Sadly, there was a significant weakening of this observance starting around a century ago, and even in Torah communities there were many married ladies who neglected covering their hair. Today the situation has improved and deteriorated: it has improved, in that the percentage of couples who are careful about this has greatly risen. It has deteriorated in the sense that among those who do cover their hair, a great many are very lenient in the amount they leave uncovered.
Some people have sought a source of leniency for bangs and pony tails in the very She'iltei Giborim which is the source of the Rema in our siman. The SG writes that hair is only forbidden "if it is attached to the skin, and in addition the skin is seen together with the hair," but not "hair which covers hair." The beginning of the phrase suggests that even protruding hair is permitted as long as the ENTIRE scalp is covered, whereas the end suggests that wigs are permissible only if they cover all the hair.

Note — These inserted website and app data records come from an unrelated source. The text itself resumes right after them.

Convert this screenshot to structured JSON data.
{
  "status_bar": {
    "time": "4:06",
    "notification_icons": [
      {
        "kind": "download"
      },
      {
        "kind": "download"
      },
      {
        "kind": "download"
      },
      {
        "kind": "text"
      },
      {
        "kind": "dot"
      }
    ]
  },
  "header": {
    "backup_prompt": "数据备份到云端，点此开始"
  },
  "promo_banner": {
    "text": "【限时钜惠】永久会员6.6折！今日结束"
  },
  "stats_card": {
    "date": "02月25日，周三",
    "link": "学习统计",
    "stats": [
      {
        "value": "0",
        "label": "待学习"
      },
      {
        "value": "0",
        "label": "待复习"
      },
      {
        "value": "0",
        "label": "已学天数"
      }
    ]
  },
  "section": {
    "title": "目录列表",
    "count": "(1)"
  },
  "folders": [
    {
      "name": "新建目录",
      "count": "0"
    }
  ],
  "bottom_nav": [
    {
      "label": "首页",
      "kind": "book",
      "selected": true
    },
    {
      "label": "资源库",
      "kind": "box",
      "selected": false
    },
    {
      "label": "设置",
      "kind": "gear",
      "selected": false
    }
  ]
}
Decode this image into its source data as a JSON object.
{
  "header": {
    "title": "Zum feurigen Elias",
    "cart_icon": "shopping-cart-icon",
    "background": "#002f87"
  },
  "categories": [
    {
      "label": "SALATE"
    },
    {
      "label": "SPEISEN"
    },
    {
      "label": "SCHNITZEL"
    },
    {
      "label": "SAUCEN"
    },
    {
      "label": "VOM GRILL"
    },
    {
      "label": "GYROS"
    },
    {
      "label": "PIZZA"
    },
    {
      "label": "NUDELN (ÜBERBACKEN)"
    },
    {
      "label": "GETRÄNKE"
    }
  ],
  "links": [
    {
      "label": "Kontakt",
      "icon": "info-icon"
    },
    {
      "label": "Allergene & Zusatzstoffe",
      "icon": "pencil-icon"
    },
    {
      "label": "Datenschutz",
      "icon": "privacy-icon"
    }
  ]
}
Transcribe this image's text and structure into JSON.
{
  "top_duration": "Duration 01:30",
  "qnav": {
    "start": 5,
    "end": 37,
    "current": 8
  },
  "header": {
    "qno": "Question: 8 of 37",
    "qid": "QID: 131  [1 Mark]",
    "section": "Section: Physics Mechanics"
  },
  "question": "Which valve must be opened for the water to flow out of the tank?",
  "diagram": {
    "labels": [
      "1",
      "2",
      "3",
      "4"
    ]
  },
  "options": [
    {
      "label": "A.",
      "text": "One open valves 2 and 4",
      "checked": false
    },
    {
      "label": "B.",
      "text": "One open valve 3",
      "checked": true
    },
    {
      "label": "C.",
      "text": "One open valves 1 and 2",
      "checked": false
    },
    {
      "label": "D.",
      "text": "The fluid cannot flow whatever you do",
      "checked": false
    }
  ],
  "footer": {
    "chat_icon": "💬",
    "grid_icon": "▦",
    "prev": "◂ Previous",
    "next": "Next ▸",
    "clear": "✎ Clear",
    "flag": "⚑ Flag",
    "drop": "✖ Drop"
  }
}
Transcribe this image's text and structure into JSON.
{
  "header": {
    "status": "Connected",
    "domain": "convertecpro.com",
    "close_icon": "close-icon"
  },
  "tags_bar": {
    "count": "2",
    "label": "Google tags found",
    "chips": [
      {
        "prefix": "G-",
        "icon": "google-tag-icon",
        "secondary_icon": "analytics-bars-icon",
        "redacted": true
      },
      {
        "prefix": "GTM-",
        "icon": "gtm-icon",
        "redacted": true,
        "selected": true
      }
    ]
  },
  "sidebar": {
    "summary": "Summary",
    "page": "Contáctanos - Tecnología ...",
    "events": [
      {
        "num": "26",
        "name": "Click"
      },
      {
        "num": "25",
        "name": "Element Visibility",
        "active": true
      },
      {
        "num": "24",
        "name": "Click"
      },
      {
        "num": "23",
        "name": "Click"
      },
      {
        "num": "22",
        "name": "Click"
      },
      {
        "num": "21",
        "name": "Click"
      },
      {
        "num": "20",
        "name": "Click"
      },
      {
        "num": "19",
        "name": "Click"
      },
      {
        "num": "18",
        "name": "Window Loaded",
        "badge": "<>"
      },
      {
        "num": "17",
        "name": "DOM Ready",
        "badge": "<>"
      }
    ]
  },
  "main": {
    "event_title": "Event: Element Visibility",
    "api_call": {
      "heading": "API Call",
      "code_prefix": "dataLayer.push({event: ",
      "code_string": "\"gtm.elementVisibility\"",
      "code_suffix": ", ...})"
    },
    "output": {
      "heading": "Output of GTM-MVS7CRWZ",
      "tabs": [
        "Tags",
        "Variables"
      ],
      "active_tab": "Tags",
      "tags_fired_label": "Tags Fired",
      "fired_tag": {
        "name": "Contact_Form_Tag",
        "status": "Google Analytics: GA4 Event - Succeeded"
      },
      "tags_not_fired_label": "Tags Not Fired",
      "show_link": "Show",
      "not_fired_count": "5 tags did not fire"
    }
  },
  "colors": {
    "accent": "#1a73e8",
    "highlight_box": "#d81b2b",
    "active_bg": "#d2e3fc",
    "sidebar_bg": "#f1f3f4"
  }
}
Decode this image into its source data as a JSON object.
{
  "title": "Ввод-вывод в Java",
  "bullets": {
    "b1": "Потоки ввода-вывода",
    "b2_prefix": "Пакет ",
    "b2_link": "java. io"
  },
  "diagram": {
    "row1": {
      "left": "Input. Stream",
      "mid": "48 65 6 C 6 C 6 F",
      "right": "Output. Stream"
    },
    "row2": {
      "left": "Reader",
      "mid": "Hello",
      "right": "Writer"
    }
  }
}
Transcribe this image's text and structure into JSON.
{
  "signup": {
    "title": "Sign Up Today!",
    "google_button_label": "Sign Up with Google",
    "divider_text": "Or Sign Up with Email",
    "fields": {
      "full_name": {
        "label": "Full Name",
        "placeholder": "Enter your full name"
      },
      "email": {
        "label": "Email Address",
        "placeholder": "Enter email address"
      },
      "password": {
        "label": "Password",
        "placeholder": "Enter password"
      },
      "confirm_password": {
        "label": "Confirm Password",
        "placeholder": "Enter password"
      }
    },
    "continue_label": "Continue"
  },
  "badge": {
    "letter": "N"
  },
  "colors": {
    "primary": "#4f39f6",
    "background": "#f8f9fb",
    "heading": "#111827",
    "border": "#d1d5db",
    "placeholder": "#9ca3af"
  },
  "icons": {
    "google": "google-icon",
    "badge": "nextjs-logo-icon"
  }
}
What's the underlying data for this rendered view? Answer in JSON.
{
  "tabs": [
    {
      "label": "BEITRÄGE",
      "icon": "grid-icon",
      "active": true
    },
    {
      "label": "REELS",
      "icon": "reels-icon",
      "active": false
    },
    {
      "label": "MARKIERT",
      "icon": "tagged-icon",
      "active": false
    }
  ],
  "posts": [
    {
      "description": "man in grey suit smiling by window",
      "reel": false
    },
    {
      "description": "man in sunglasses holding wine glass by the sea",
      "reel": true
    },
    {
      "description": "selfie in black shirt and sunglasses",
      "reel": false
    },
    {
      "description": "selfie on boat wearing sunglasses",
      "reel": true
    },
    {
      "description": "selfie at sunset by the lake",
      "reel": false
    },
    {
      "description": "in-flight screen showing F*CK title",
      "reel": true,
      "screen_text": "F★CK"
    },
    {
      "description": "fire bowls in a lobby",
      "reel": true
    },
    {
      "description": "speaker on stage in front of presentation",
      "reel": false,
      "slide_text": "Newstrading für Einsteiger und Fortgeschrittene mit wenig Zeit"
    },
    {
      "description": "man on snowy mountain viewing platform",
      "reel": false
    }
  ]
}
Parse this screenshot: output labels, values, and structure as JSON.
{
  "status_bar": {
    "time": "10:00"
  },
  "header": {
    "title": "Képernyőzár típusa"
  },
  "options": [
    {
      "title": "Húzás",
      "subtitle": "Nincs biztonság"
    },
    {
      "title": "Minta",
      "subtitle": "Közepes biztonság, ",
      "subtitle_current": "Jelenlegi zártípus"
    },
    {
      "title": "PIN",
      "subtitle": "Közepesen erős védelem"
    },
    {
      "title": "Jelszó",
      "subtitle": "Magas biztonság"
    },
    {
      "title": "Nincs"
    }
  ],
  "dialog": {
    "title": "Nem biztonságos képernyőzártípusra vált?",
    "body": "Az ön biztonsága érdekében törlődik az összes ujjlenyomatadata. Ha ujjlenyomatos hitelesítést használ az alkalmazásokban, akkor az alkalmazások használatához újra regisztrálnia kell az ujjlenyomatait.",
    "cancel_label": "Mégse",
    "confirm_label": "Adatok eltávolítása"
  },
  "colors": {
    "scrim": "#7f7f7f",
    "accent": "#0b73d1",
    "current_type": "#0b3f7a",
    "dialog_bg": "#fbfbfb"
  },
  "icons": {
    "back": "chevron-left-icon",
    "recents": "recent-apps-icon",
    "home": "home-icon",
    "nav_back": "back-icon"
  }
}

The first understanding would constitute a significant leniency, since the Rema's ruling on wigs per se is mainly based on the authority of the SG - see the Rema in the Darkhei Moshe on the Tur (OC 303). However, the Rema's understanding does seem to be according to the more stringent interpretation.